Fujii: There’s a choice, of course, or if the executive says, “Why don’t you talk to this major band so the fans will love the game,” blah blah blah blah. But the concept of Gal Metal is building your own rhythm. So, if I license any major track from a heavy metal band, it already has a drum track. So that gonna be the answer, that’s gonna be the proper combo of the drumming in that particular piece. It means, it’s gonna have the same function as the arrows on the screen, or the notes flying at you, that you have to play in that moment. It’s not the way I want the player to play this game! I want to player to think about what is the best rhythm on each particular song.
For original songs, it’s quite tough. I mean, major bands make great pieces, and of course freelance people make great pieces. But people may like it or not like it. We’re all human, if half of people like it, half won’t like it. It’s quite risky to have original music. If we say there’s that theme, we might lose opportunity for some people, some market, I don’t know.
[With classical music], these are the greatest pieces ever, because they’ve lasted about 400 years already. It must be good! And also, when you’re building the rhythm itself, you already know the song. You already know it starts, how it’s going to be crazy in the middle, and it ends slowly. So you have an idea of how the song goes, so you may start slow, then go aggressively in the middle, and the song will end great. So it’s much easier to get started! And each piece is a great piece, so why not use that theme?
Gamer Escape: When I was playing the demo out there yesterday, when you were showing me the different patterns you can play, they seemed to have a lot of references to different bands or different artists, different songs. I wanted to ask if there were any certain bands or artists that influenced the style of the covers?
Fujii: Well, it’s not really me who composed all the music. I just showed the way of how it goes. So there’s no specific band for the references. However, I mentioned [to the team], “Hey guys, it’s the 21st century. So don’t do 80s metal! Or I might accept 90s, but late 90s!” Kids nowadays, it’s not the same as old 80s hairy yelling heavy metal! I still love it, but sorry, it’s not the way. So there is no specific band for reference. But era is a reference.
Gamer Escape: Are you planning to continue working on music or rhythm games in the future?
Fujii: Well hopefully yes! This is not perfect for me yet, ’cause it’s brand new. We are not sure if this is acceptable for the market or not yet. So, yeah, if the market accepts this method, this way to play the music game, why not make other ones?
Gamer Escape: We touched on this briefly earlier, but how has it been working with XSeed in bringing this Japanese-focused game over to the western market?

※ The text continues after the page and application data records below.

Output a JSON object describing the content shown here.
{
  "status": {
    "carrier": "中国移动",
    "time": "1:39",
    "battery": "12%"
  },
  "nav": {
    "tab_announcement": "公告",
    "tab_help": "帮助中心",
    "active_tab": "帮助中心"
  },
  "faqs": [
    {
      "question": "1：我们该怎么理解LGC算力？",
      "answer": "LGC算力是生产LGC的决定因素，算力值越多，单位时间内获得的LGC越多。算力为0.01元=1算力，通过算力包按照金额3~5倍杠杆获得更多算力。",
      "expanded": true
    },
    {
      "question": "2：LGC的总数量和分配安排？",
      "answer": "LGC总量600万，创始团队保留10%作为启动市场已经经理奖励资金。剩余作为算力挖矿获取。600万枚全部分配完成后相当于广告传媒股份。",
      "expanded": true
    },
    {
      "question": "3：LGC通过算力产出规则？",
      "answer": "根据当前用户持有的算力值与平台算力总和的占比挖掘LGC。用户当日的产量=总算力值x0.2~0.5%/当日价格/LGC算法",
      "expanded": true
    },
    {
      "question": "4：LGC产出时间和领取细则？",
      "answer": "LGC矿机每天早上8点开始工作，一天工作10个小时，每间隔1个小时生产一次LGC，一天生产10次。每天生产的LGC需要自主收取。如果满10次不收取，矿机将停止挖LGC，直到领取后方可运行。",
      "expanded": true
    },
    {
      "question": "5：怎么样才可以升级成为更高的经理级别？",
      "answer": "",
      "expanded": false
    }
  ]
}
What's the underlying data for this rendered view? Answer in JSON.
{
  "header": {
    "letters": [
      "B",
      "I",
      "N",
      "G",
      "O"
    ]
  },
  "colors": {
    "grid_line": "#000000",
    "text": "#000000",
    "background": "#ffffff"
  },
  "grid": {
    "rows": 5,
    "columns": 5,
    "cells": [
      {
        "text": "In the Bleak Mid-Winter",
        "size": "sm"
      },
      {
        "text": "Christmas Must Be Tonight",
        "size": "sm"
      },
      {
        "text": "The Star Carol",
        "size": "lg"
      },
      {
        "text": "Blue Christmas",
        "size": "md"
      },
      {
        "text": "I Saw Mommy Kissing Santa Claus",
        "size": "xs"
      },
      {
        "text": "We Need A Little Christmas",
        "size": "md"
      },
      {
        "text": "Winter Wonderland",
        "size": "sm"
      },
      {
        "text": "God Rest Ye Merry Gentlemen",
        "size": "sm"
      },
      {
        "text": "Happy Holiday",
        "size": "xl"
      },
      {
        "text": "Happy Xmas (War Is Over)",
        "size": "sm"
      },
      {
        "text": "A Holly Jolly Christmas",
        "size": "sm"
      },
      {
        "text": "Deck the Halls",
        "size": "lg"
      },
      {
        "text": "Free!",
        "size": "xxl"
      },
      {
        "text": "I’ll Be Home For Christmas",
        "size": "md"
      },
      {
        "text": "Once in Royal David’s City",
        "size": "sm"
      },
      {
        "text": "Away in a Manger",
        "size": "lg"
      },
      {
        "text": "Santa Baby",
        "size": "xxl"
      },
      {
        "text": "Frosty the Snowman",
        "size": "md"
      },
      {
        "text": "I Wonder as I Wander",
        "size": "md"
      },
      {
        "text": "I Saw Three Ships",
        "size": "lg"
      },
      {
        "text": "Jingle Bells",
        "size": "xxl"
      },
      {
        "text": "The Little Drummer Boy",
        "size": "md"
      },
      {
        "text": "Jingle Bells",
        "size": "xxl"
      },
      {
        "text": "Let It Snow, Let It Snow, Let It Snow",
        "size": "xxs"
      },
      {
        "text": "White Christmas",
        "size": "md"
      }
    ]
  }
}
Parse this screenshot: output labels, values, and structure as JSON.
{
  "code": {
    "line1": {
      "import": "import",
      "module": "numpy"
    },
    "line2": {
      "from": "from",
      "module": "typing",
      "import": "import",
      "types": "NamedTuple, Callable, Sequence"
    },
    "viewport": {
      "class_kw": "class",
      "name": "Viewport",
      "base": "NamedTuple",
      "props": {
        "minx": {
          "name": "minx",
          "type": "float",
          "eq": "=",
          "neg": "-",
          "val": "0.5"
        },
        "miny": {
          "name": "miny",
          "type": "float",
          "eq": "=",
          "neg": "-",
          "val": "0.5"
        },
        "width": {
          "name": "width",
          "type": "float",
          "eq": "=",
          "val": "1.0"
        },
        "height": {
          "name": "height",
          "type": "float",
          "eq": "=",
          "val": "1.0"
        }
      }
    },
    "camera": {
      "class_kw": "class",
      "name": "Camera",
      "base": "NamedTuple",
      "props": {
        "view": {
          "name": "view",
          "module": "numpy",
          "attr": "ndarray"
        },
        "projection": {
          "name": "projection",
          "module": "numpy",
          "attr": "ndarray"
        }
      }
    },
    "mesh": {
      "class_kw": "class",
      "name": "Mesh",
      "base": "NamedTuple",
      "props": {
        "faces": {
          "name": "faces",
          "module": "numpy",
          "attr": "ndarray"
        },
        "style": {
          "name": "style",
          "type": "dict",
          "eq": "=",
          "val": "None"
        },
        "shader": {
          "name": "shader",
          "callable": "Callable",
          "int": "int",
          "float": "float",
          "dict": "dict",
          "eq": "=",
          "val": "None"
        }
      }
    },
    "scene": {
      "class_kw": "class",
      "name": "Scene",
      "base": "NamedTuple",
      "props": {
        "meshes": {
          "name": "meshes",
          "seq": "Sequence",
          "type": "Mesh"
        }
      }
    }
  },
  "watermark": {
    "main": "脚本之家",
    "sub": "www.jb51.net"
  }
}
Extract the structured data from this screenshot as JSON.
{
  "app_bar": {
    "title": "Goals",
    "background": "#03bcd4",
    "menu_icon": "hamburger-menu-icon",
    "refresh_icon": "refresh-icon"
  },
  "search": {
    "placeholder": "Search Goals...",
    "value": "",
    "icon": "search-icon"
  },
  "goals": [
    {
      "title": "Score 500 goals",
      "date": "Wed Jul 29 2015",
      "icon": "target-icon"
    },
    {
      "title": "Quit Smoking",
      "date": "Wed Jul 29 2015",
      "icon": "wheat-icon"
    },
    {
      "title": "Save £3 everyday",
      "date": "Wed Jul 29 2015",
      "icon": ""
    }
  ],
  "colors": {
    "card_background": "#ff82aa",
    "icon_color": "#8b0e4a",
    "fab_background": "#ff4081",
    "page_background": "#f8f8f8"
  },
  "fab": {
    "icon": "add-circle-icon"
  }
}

Fujii: They keep my busy. But it’s good! They are really passionate to sell all the Japanese games to the West, which we used to do that back in the 1990s. We were the king of the console! But nowadays it’s changed. Those days aren’t going to happen again. We have to change by ourselves. Lots of Japanese publishers gave up making console games for the west, more concentrating on mobile games for the Japanese domestic market. ‘Cause it’s easy, and it’s good business for them. I’m still focusing on the global titles, and accidentally this one happened to be global! But they do have a good understanding of importing Japanese games to the western culture, how it’s supposed to be, how it sells in the US, and what the US market is. So, it’s a good partner, and they give us tough decisions sometimes. But I do appreciate it and I do listen…a little bit. Only if I really need it!
Gamer Escape: To wrap things up, is there anything specific you’d like our audience to know about Gal Metal?
Fujii: It’s a metal game, metal rhythm game, metal music game, so why not America? It’s a home of metal music! You guys should love it! So, it’s quite hard to get started maybe for some people, but once you get it, it’s hella fun! It has a deep, deep, deep level of rhythm building, so just enjoy, and save the Earth from the Octoids!